Most doctors recommend that their patients get 30 minutes of exercise at least three times a week. These workouts can mean a trip to the gym, a brisk walk or even some forms of gardening. Basically, performing any activity that offers you a form of aerobic exercise (so that your heart rate increases and you sweat) a few times a week can help you ward off deep vein thrombosis.

If you currently don’t have an exercise regimen, talk to your doctor before starting any new routines. Many people with DVT risk factors need to approach exercise carefully in order to avoid injury.

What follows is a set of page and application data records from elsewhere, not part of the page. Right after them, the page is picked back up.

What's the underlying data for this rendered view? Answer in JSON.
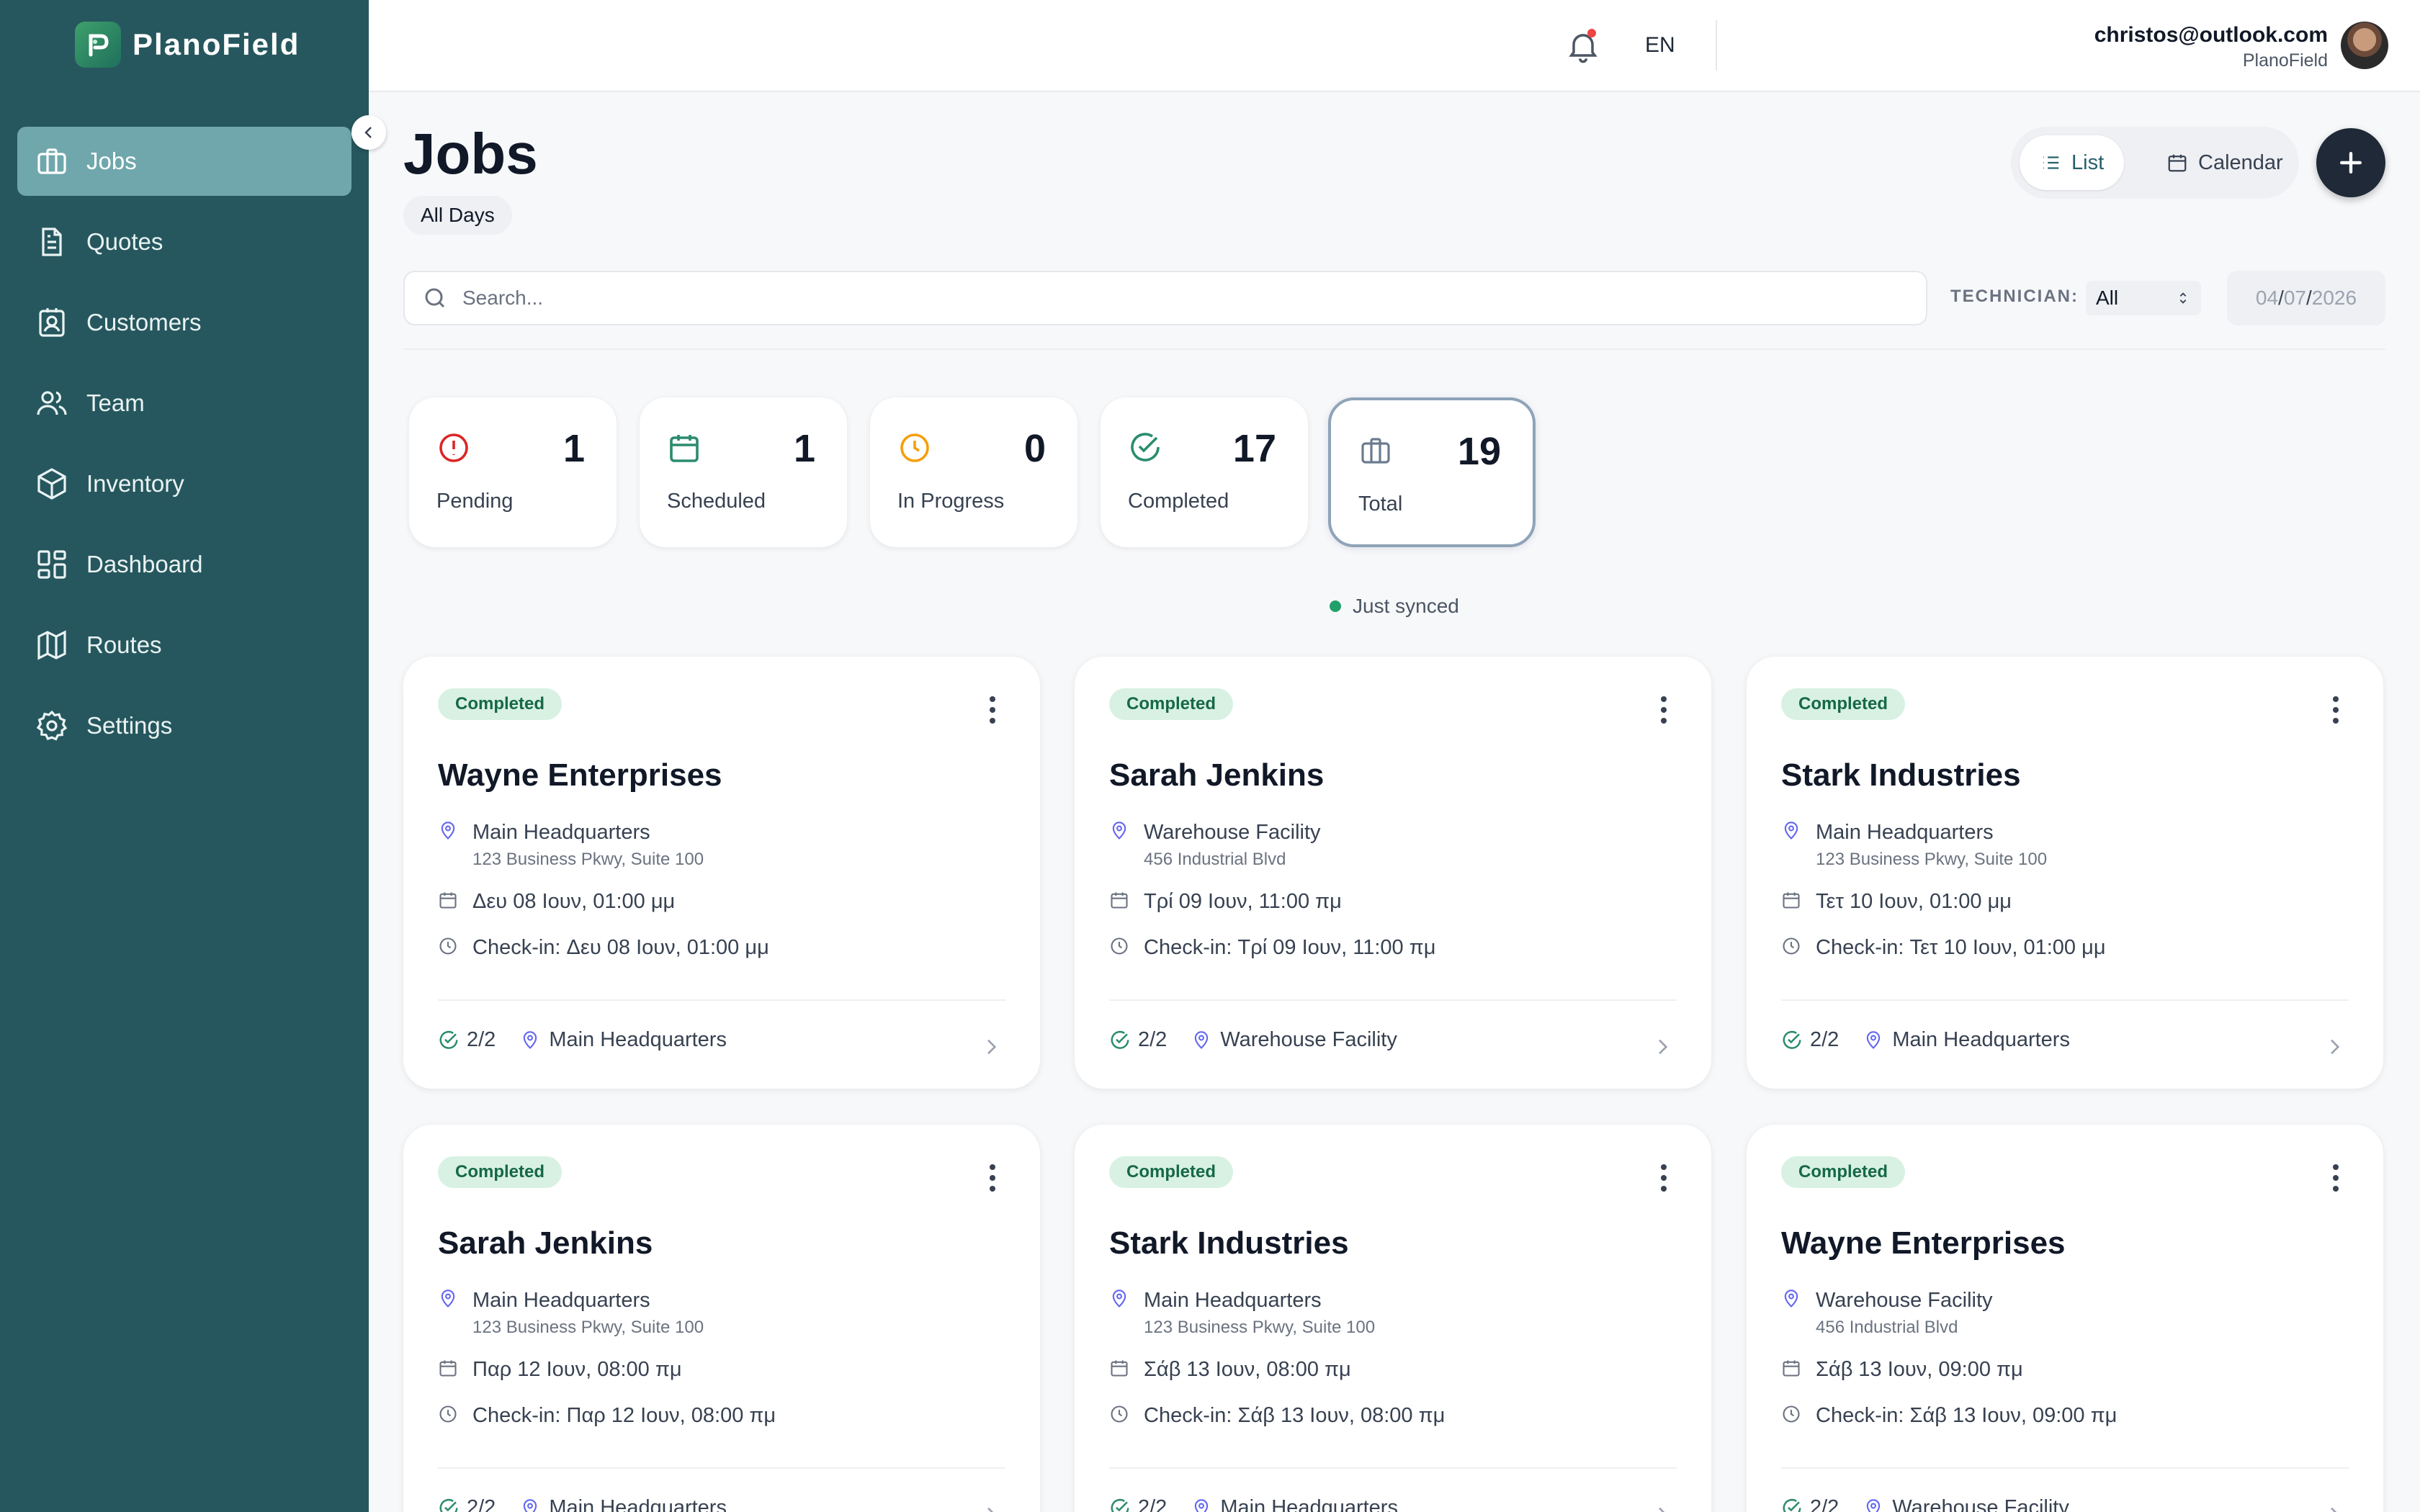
{
  "brand": {
    "name": "PlanoField"
  },
  "sidebar": {
    "items": [
      {
        "label": "Jobs",
        "icon": "briefcase-icon"
      },
      {
        "label": "Quotes",
        "icon": "document-icon"
      },
      {
        "label": "Customers",
        "icon": "contact-card-icon"
      },
      {
        "label": "Team",
        "icon": "users-icon"
      },
      {
        "label": "Inventory",
        "icon": "box-icon"
      },
      {
        "label": "Dashboard",
        "icon": "dashboard-grid-icon"
      },
      {
        "label": "Routes",
        "icon": "map-icon"
      },
      {
        "label": "Settings",
        "icon": "gear-icon"
      }
    ]
  },
  "topbar": {
    "language": "EN",
    "user_email": "christos@outlook.com",
    "user_org": "PlanoField"
  },
  "page": {
    "title": "Jobs",
    "filter_chip": "All Days"
  },
  "view_toggle": {
    "list_label": "List",
    "calendar_label": "Calendar"
  },
  "search": {
    "placeholder": "Search..."
  },
  "technician": {
    "label": "TECHNICIAN:",
    "value": "All"
  },
  "date_filter": {
    "day": "04",
    "month": "07",
    "year": "2026"
  },
  "stats": [
    {
      "label": "Pending",
      "value": "1",
      "color": "#dc2626"
    },
    {
      "label": "Scheduled",
      "value": "1",
      "color": "#2a8c6e"
    },
    {
      "label": "In Progress",
      "value": "0",
      "color": "#f59e0b"
    },
    {
      "label": "Completed",
      "value": "17",
      "color": "#2a8c6e"
    },
    {
      "label": "Total",
      "value": "19",
      "color": "#6b7b8f"
    }
  ],
  "sync_status": "Just synced",
  "jobs": [
    {
      "status": "Completed",
      "customer": "Wayne Enterprises",
      "location": "Main Headquarters",
      "address": "123 Business Pkwy, Suite 100",
      "date": "Δευ 08 Ιουν, 01:00 μμ",
      "checkin": "Check-in: Δευ 08 Ιουν, 01:00 μμ",
      "tasks": "2/2",
      "site": "Main Headquarters"
    },
    {
      "status": "Completed",
      "customer": "Sarah Jenkins",
      "location": "Warehouse Facility",
      "address": "456 Industrial Blvd",
      "date": "Τρί 09 Ιουν, 11:00 πμ",
      "checkin": "Check-in: Τρί 09 Ιουν, 11:00 πμ",
      "tasks": "2/2",
      "site": "Warehouse Facility"
    },
    {
      "status": "Completed",
      "customer": "Stark Industries",
      "location": "Main Headquarters",
      "address": "123 Business Pkwy, Suite 100",
      "date": "Τετ 10 Ιουν, 01:00 μμ",
      "checkin": "Check-in: Τετ 10 Ιουν, 01:00 μμ",
      "tasks": "2/2",
      "site": "Main Headquarters"
    },
    {
      "status": "Completed",
      "customer": "Sarah Jenkins",
      "location": "Main Headquarters",
      "address": "123 Business Pkwy, Suite 100",
      "date": "Παρ 12 Ιουν, 08:00 πμ",
      "checkin": "Check-in: Παρ 12 Ιουν, 08:00 πμ",
      "tasks": "2/2",
      "site": "Main Headquarters"
    },
    {
      "status": "Completed",
      "customer": "Stark Industries",
      "location": "Main Headquarters",
      "address": "123 Business Pkwy, Suite 100",
      "date": "Σάβ 13 Ιουν, 08:00 πμ",
      "checkin": "Check-in: Σάβ 13 Ιουν, 08:00 πμ",
      "tasks": "2/2",
      "site": "Main Headquarters"
    },
    {
      "status": "Completed",
      "customer": "Wayne Enterprises",
      "location": "Warehouse Facility",
      "address": "456 Industrial Blvd",
      "date": "Σάβ 13 Ιουν, 09:00 πμ",
      "checkin": "Check-in: Σάβ 13 Ιουν, 09:00 πμ",
      "tasks": "2/2",
      "site": "Warehouse Facility"
    }
  ]
}
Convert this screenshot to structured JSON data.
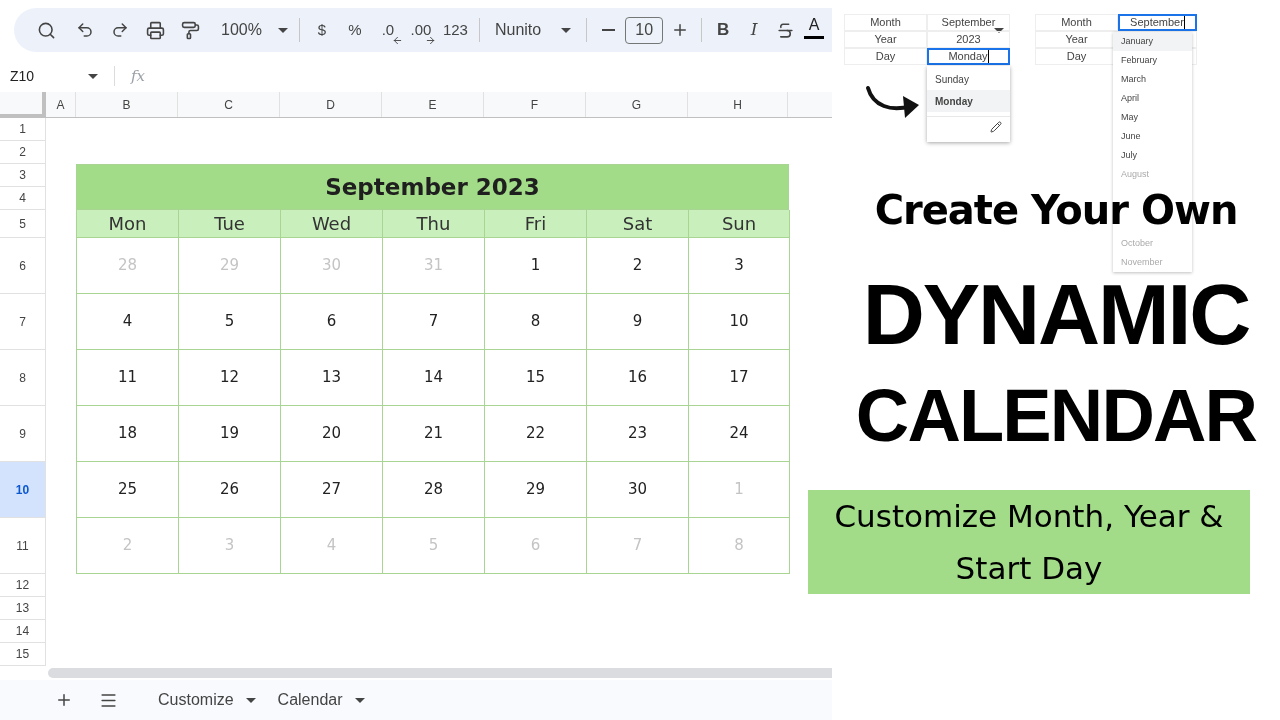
{
  "toolbar": {
    "zoom": "100%",
    "format_buttons": [
      {
        "kind": "currency",
        "label": "$"
      },
      {
        "kind": "percent",
        "label": "%"
      },
      {
        "kind": "decrease-decimal",
        "label": ".0"
      },
      {
        "kind": "increase-decimal",
        "label": ".00"
      },
      {
        "kind": "number-format",
        "label": "123"
      }
    ],
    "font": "Nunito",
    "font_size": "10",
    "style_buttons": [
      {
        "kind": "bold",
        "label": "B"
      },
      {
        "kind": "italic",
        "label": "I"
      },
      {
        "kind": "strikethrough"
      },
      {
        "kind": "text-color",
        "label": "A"
      }
    ]
  },
  "formula_bar": {
    "cell_ref": "Z10",
    "fx": "fx"
  },
  "columns": [
    "A",
    "B",
    "C",
    "D",
    "E",
    "F",
    "G",
    "H"
  ],
  "rows": [
    {
      "label": "1",
      "selected": false
    },
    {
      "label": "2",
      "selected": false
    },
    {
      "label": "3",
      "selected": false
    },
    {
      "label": "4",
      "selected": false
    },
    {
      "label": "5",
      "selected": false
    },
    {
      "label": "6",
      "selected": false
    },
    {
      "label": "7",
      "selected": false
    },
    {
      "label": "8",
      "selected": false
    },
    {
      "label": "9",
      "selected": false
    },
    {
      "label": "10",
      "selected": true
    },
    {
      "label": "11",
      "selected": false
    },
    {
      "label": "12",
      "selected": false
    },
    {
      "label": "13",
      "selected": false
    },
    {
      "label": "14",
      "selected": false
    },
    {
      "label": "15",
      "selected": false
    }
  ],
  "calendar": {
    "title": "September 2023",
    "weekdays": [
      "Mon",
      "Tue",
      "Wed",
      "Thu",
      "Fri",
      "Sat",
      "Sun"
    ],
    "weeks": [
      [
        {
          "day": "28",
          "muted": true
        },
        {
          "day": "29",
          "muted": true
        },
        {
          "day": "30",
          "muted": true
        },
        {
          "day": "31",
          "muted": true
        },
        {
          "day": "1",
          "muted": false
        },
        {
          "day": "2",
          "muted": false
        },
        {
          "day": "3",
          "muted": false
        }
      ],
      [
        {
          "day": "4",
          "muted": false
        },
        {
          "day": "5",
          "muted": false
        },
        {
          "day": "6",
          "muted": false
        },
        {
          "day": "7",
          "muted": false
        },
        {
          "day": "8",
          "muted": false
        },
        {
          "day": "9",
          "muted": false
        },
        {
          "day": "10",
          "muted": false
        }
      ],
      [
        {
          "day": "11",
          "muted": false
        },
        {
          "day": "12",
          "muted": false
        },
        {
          "day": "13",
          "muted": false
        },
        {
          "day": "14",
          "muted": false
        },
        {
          "day": "15",
          "muted": false
        },
        {
          "day": "16",
          "muted": false
        },
        {
          "day": "17",
          "muted": false
        }
      ],
      [
        {
          "day": "18",
          "muted": false
        },
        {
          "day": "19",
          "muted": false
        },
        {
          "day": "20",
          "muted": false
        },
        {
          "day": "21",
          "muted": false
        },
        {
          "day": "22",
          "muted": false
        },
        {
          "day": "23",
          "muted": false
        },
        {
          "day": "24",
          "muted": false
        }
      ],
      [
        {
          "day": "25",
          "muted": false
        },
        {
          "day": "26",
          "muted": false
        },
        {
          "day": "27",
          "muted": false
        },
        {
          "day": "28",
          "muted": false
        },
        {
          "day": "29",
          "muted": false
        },
        {
          "day": "30",
          "muted": false
        },
        {
          "day": "1",
          "muted": true
        }
      ],
      [
        {
          "day": "2",
          "muted": true
        },
        {
          "day": "3",
          "muted": true
        },
        {
          "day": "4",
          "muted": true
        },
        {
          "day": "5",
          "muted": true
        },
        {
          "day": "6",
          "muted": true
        },
        {
          "day": "7",
          "muted": true
        },
        {
          "day": "8",
          "muted": true
        }
      ]
    ]
  },
  "sheet_tabs": [
    "Customize",
    "Calendar"
  ],
  "day_demo": {
    "fields": [
      {
        "label": "Month",
        "value": "September",
        "dropdown": true,
        "editing": false
      },
      {
        "label": "Year",
        "value": "2023",
        "dropdown": false,
        "editing": false
      },
      {
        "label": "Day",
        "value": "Monday",
        "dropdown": false,
        "editing": true
      }
    ],
    "options": [
      {
        "label": "Sunday",
        "selected": false
      },
      {
        "label": "Monday",
        "selected": true
      }
    ]
  },
  "month_demo": {
    "fields": [
      {
        "label": "Month",
        "value": "September",
        "dropdown": false,
        "editing": true
      },
      {
        "label": "Year"
      },
      {
        "label": "Day"
      }
    ],
    "options": [
      {
        "label": "January",
        "selected": true,
        "muted": false
      },
      {
        "label": "February",
        "selected": false,
        "muted": false
      },
      {
        "label": "March",
        "selected": false,
        "muted": false
      },
      {
        "label": "April",
        "selected": false,
        "muted": false
      },
      {
        "label": "May",
        "selected": false,
        "muted": false
      },
      {
        "label": "June",
        "selected": false,
        "muted": false
      },
      {
        "label": "July",
        "selected": false,
        "muted": false
      },
      {
        "label": "August",
        "selected": false,
        "muted": true
      }
    ],
    "options_below_headline": [
      {
        "label": "October",
        "selected": false,
        "muted": true
      },
      {
        "label": "November",
        "selected": false,
        "muted": true
      }
    ]
  },
  "headline": {
    "intro": "Create Your Own",
    "line_1": "DYNAMIC",
    "line_2": "CALENDAR",
    "banner": "Customize Month, Year & Start Day"
  }
}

For those who suffer from disabilities or are otherwise unable to exercise, even simple movement can help prevent DVT. Something as simple as a five-minute walk every hour or so can help reduce the risk of developing DVT. If you are a desk worker who cannot get up, experts recommend seated exercises, such as calf stretches and heel raises.

Other Tips for Preventing DVT

There are other simple lifestyle changes you can make to reduce your risk of developing DVT:

  • Drink more water: Studies show that dehydration can lower circulation, increasing the chances that clots will lodge in your circulatory system. Maintaining proper hydration and avoiding excess alcohol can help reduce the risk of developing DVT.
  • Find alternatives to prescription drugs: Those at high-risk for DVT may want to consider alternatives to certain prescription drugs associated with restricted circulation. There are also drugs available to help keep blood flow open.
  • Quit smoking: Smoking is another factor that is commonly linked to lowered circulation. By quitting smoking, you can reduce your risk of developing DVT significantly. Plus, you will also lower your blood pressure and your risk of developing several other diseases, such cancer and heart disease.
  • Wear compression stockings: Wearing compression stockings can stimulate circulation in the legs and help reduce your chances of developing DVT. These stockings can be purchased from pharmacies, hospitals and even travel stores.

DVT is a problem that the majority of doctors acknowledge. If you think you might be developing DVT, look for swelling, fever and bluish legs. Then contact your doctor as soon as possible so the symptoms can be addressed.

Resources

American Heart Association (n.d.). Circulation. Retrieved June 20, 2007, from the American Heart Association Web site: http://www.circ.ahajournals.org/cgi/content/full/110/16/e445/TBL1.

Encyclopedia Britannica (2007). Blood disease. Retrieved June21, 2007, from the Encyclopedia Britannica Online Web site: http://search.eb.com/eb/article-33549.

Prevent DVT (2007). New Survey Reveals 60 Percent of Americans Have Not Heard About DVT. Retrieved June 20, 2007, from the Prevent DVT Web site: http://www.preventdvt.org/docs/pdf/pressRelease/PressRelease03072007.pdf.